• **Action item**: I need each line of the entries below that includes the string "中国出厂".

Component data from apps and pages
*** Block opens ***

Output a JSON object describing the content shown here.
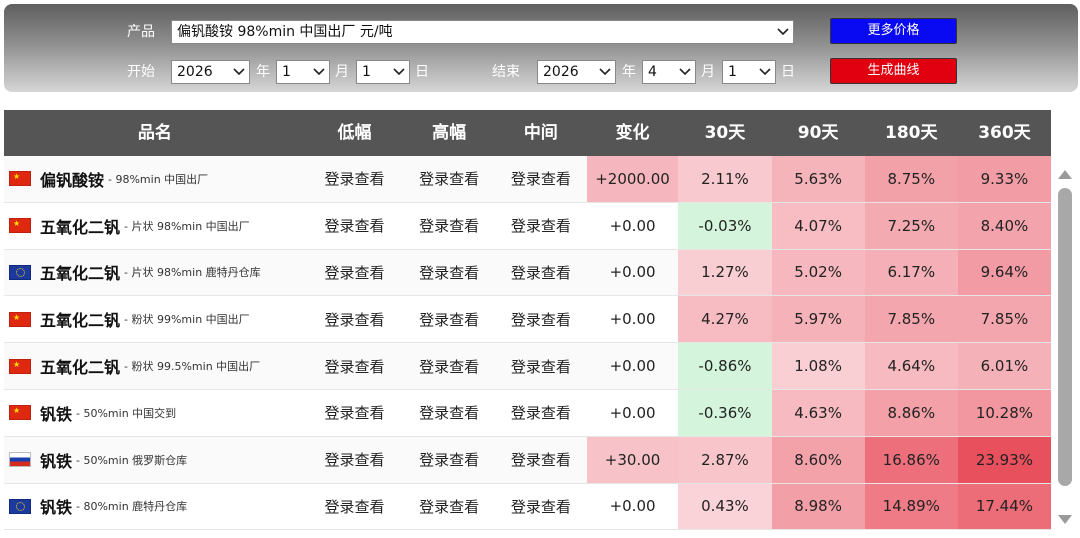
{
  "filters": {
    "product_label": "产品",
    "product_value": "偏钒酸铵 98%min 中国出厂 元/吨",
    "start_label": "开始",
    "end_label": "结束",
    "start": {
      "year": "2026",
      "year_unit": "年",
      "month": "1",
      "month_unit": "月",
      "day": "1",
      "day_unit": "日"
    },
    "end": {
      "year": "2026",
      "year_unit": "年",
      "month": "4",
      "month_unit": "月",
      "day": "1",
      "day_unit": "日"
    },
    "more_prices_button": "更多价格",
    "generate_curve_button": "生成曲线",
    "colors": {
      "more_button": "#0a0af2",
      "curve_button": "#e0000f"
    }
  },
  "table": {
    "headers": [
      "品名",
      "低幅",
      "高幅",
      "中间",
      "变化",
      "30天",
      "90天",
      "180天",
      "360天"
    ],
    "rows": [
      {
        "flag": "cn",
        "name": "偏钒酸铵",
        "desc": "- 98%min 中国出厂",
        "low": "登录查看",
        "high": "登录查看",
        "mid": "登录查看",
        "change": "+2000.00",
        "d30": "2.11%",
        "d90": "5.63%",
        "d180": "8.75%",
        "d360": "9.33%"
      },
      {
        "flag": "cn",
        "name": "五氧化二钒",
        "desc": "- 片状 98%min 中国出厂",
        "low": "登录查看",
        "high": "登录查看",
        "mid": "登录查看",
        "change": "+0.00",
        "d30": "-0.03%",
        "d90": "4.07%",
        "d180": "7.25%",
        "d360": "8.40%"
      },
      {
        "flag": "eu",
        "name": "五氧化二钒",
        "desc": "- 片状 98%min 鹿特丹仓库",
        "low": "登录查看",
        "high": "登录查看",
        "mid": "登录查看",
        "change": "+0.00",
        "d30": "1.27%",
        "d90": "5.02%",
        "d180": "6.17%",
        "d360": "9.64%"
      },
      {
        "flag": "cn",
        "name": "五氧化二钒",
        "desc": "- 粉状 99%min 中国出厂",
        "low": "登录查看",
        "high": "登录查看",
        "mid": "登录查看",
        "change": "+0.00",
        "d30": "4.27%",
        "d90": "5.97%",
        "d180": "7.85%",
        "d360": "7.85%"
      },
      {
        "flag": "cn",
        "name": "五氧化二钒",
        "desc": "- 粉状 99.5%min 中国出厂",
        "low": "登录查看",
        "high": "登录查看",
        "mid": "登录查看",
        "change": "+0.00",
        "d30": "-0.86%",
        "d90": "1.08%",
        "d180": "4.64%",
        "d360": "6.01%"
      },
      {
        "flag": "cn",
        "name": "钒铁",
        "desc": "- 50%min 中国交到",
        "low": "登录查看",
        "high": "登录查看",
        "mid": "登录查看",
        "change": "+0.00",
        "d30": "-0.36%",
        "d90": "4.63%",
        "d180": "8.86%",
        "d360": "10.28%"
      },
      {
        "flag": "ru",
        "name": "钒铁",
        "desc": "- 50%min 俄罗斯仓库",
        "low": "登录查看",
        "high": "登录查看",
        "mid": "登录查看",
        "change": "+30.00",
        "d30": "2.87%",
        "d90": "8.60%",
        "d180": "16.86%",
        "d360": "23.93%"
      },
      {
        "flag": "eu",
        "name": "钒铁",
        "desc": "- 80%min 鹿特丹仓库",
        "low": "登录查看",
        "high": "登录查看",
        "mid": "登录查看",
        "change": "+0.00",
        "d30": "0.43%",
        "d90": "8.98%",
        "d180": "14.89%",
        "d360": "17.44%"
      }
    ]
  },
  "colors": {
    "header_bg": "#555555",
    "positive_heat_max": "#e8505e",
    "negative_heat": "#d4f5dc",
    "change_up_bg": "#f5b7bd"
  }
}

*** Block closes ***

• **Response area**:
    "product_value": "偏钒酸铵 98%min 中国出厂 元/吨",
        "desc": "- 98%min 中国出厂",
        "desc": "- 片状 98%min 中国出厂",
        "desc": "- 粉状 99%min 中国出厂",
        "desc": "- 粉状 99.5%min 中国出厂",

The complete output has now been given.